A recent Fortune article, "Why Women Should Do Less and Network More," observed that "women are working harder than ever." In fact, the article states, "women spend more time doing and less time networking." This set of priorities can hurt women's careers. Networking is critical to forming the powerful relationships that move us up the corporate ladder. This holiday season, make your New Year's resolution early. Resolve to get out from behind your desk and start networking. You'll derive big career gains from small talk.
In fact, the festive season can provide you with abundant opportunities to raise your profile at company social events and build important relationships. You may even get to know someone who can become your mentor or sponsor.
In my book, Taking the Stage: How To Speak Up, Stand Out, and Succeed, I reveal the secrets of self-promotion. Drawing on those insights, here are 5 ways to network in business settings.
Tip #1: Show Up
The hardest part is making the commitment to go to that company cocktail party or after-work event when you feel needed in the office or at home. You might think of a million reasons why you can't put yourself out there. Maybe you're too busy, too tired or too uncomfortable. But don't succumb.
Yahoo CEO Marissa Mayer confessed that she has to force herself to attend informal gatherings and make herself stay a certain amount of time. But when she does, she enjoys it. So show up at every possible event you've been invited to. No excuses!
Tip #2: Ground Yourself in Confidence
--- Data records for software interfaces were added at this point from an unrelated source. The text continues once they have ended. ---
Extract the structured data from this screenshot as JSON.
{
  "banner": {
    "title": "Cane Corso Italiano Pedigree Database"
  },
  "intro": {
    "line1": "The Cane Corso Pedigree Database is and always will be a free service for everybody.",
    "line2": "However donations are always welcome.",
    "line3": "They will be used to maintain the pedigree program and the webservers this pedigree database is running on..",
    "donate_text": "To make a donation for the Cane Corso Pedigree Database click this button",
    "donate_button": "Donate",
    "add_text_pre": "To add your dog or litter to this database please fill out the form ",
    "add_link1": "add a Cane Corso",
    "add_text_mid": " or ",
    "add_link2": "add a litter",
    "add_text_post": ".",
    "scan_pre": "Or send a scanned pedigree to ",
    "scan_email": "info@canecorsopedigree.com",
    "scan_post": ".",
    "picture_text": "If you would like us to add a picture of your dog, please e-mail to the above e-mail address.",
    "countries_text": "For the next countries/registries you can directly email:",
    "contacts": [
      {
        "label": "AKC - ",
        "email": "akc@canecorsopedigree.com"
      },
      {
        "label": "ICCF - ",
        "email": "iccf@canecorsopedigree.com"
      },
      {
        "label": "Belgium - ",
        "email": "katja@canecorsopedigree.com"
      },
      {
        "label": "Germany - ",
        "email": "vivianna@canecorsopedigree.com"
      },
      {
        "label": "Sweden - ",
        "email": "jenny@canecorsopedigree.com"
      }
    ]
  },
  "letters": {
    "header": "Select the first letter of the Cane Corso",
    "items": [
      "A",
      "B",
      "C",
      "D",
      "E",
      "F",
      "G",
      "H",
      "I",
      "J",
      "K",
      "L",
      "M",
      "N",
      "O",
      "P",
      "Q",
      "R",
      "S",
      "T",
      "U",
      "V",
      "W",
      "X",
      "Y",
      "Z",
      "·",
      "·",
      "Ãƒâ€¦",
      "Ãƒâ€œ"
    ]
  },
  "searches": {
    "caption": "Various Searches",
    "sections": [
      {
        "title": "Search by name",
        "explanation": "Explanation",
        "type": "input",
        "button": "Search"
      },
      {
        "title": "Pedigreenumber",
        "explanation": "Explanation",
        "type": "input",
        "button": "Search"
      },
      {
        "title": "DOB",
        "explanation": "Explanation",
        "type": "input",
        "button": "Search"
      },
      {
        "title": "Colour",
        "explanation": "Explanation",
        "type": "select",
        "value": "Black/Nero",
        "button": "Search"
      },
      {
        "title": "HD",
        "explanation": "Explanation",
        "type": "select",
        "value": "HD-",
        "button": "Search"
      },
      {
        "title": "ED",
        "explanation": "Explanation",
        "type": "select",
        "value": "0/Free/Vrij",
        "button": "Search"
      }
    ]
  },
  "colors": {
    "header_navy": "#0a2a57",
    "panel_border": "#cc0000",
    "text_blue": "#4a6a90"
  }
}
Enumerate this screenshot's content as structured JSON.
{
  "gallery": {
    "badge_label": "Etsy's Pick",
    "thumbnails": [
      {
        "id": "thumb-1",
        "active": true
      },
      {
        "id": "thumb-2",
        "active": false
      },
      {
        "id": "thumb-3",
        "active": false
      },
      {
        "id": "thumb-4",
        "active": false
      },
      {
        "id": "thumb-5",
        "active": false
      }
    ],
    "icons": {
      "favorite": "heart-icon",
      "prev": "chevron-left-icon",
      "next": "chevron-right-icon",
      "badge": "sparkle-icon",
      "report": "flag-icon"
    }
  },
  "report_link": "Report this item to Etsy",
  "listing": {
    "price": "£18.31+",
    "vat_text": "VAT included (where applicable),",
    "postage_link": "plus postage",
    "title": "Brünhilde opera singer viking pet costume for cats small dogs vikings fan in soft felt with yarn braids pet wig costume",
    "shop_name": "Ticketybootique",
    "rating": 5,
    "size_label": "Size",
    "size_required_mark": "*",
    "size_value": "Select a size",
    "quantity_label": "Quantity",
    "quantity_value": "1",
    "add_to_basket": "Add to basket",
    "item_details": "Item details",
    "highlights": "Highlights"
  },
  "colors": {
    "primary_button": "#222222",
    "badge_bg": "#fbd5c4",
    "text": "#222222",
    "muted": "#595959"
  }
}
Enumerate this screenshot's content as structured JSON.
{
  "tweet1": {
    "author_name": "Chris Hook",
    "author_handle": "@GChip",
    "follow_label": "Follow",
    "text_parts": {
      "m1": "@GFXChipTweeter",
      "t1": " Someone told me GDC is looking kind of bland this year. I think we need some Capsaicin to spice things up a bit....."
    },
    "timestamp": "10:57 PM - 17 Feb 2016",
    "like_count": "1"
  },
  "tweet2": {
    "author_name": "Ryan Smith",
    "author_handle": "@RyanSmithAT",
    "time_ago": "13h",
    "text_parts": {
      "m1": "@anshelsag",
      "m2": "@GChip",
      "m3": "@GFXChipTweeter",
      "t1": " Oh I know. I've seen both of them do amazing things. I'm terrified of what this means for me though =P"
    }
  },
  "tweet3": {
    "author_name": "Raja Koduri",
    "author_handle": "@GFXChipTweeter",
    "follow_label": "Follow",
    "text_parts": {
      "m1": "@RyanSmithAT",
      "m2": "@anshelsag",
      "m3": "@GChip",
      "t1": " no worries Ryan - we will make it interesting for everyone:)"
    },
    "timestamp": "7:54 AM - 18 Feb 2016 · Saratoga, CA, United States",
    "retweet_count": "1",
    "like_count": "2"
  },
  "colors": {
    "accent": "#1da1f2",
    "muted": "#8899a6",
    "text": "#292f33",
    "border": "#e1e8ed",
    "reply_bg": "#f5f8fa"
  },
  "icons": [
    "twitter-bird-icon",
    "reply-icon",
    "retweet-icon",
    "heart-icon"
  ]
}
Social events can make us nervous, because we often feel people will ignore us, sideline us, judge us or even reject us. When you are preparing for these events, there's so much more you can do than have your hair done or buy a new dress (although for some of us that's a good starting point.) Ground yourself in confidence.
Develop a mantra about yourself -- a sentence you repeat in your mind that gives you a sense of your own importance. It might be, "I have been invited here because my company recognizes me as a future leader." Or, "I am the head of the most successful software team in this firm." Or simply, "I know I'm great. I'm funny, smart, and successful." The point is to center yourself on whatever it is that makes you feel you have something to offer. I had a client who used to repeat to herself, "I am the head of Marketing for a global communications firm" whenever she went into a room. And guess what? She became the CEO.
Tip #3: Set a Goal
Walk into each event with a game plan, or at least a sense of what you might achieve.
These gatherings are zones of far-reaching possibilities, and that's why you want to be there. Say to yourself, "I'm going to get to know someone who would not normally be in my work world." And "I want that person to be a career influencer for me."
Sure, it is often more comfortable to mingle with friends -- with the people we know. But that won't necessarily make you successful. Instead, when you walk into a room, be bold. Target the people who have influence. Decide who it is that can be a source of power or influence in your own career. Find a way to strike up a conversation with that individual.
Tip #4: Know the Power of a Good Script
The best impromptu comments are well thought out. Plan your remarks or "script."
First, introduce yourself, even if you're wearing a name tag. Make strong eye contact, shake hands and share your full name and title with the other person.
Second, reach out with empathy. You can say something as simple as, "Are you enjoying yourself tonight?" Or "I heard your recent speech and really enjoyed it." Let the other person talk about whatever he or she wishes to. As you listen, think about what you may want from that individual. If it's a job, you might ask, "Tell me about your organization," or "I hear you are looking for a VP in Retail." If your goal is simply to build a relationship with this individual, you might listen for an "opening" that will allow you to talk about yourself. If you're lucky the other person may even ask, "So, tell me about yourself!"
Third, pitch yourself. Have an elevator conversation handy for such events. It should showcase who you are and what you do. For example: "I run Trillium's software lab. Last year, we developed and launched a new generation of software for HR systems. It's been an exceptionally successful product, adopted across North America and Europe. I am proud of what my entire team has accomplished."
Tip #5: Close with a Call to Action
Now, go for the close. This is called the Call to Action. You might ask for a meeting -- tell the other person you want to talk about a project, or you'd appreciate some advice. Or, you can be more elusive and say, "There's something I'd like to raise with you. Would you mind if I set up a meeting with you?"
The point is to set the stage for a continuing conversation -- one that potentially could lead to a relationship that enhances your career. Don't be shy about doing this. Anything that benefits you will also benefit that individual. Does all this sound crass and self-serving? Perhaps it does to many women. We tend to think we should be serving others. It seems unbecoming to think of serving our OWN ends. But if we don't, who will?
So take the lead. Think of what the word "conversation" means. It's from the same root as CONVERT. Convert people; bring them around (to you).
During this holiday season, say "Bah Humbug" to passivity. Take the stage and make the most of every social event. If you do, you just might find that the New Year brings you unimagined opportunities.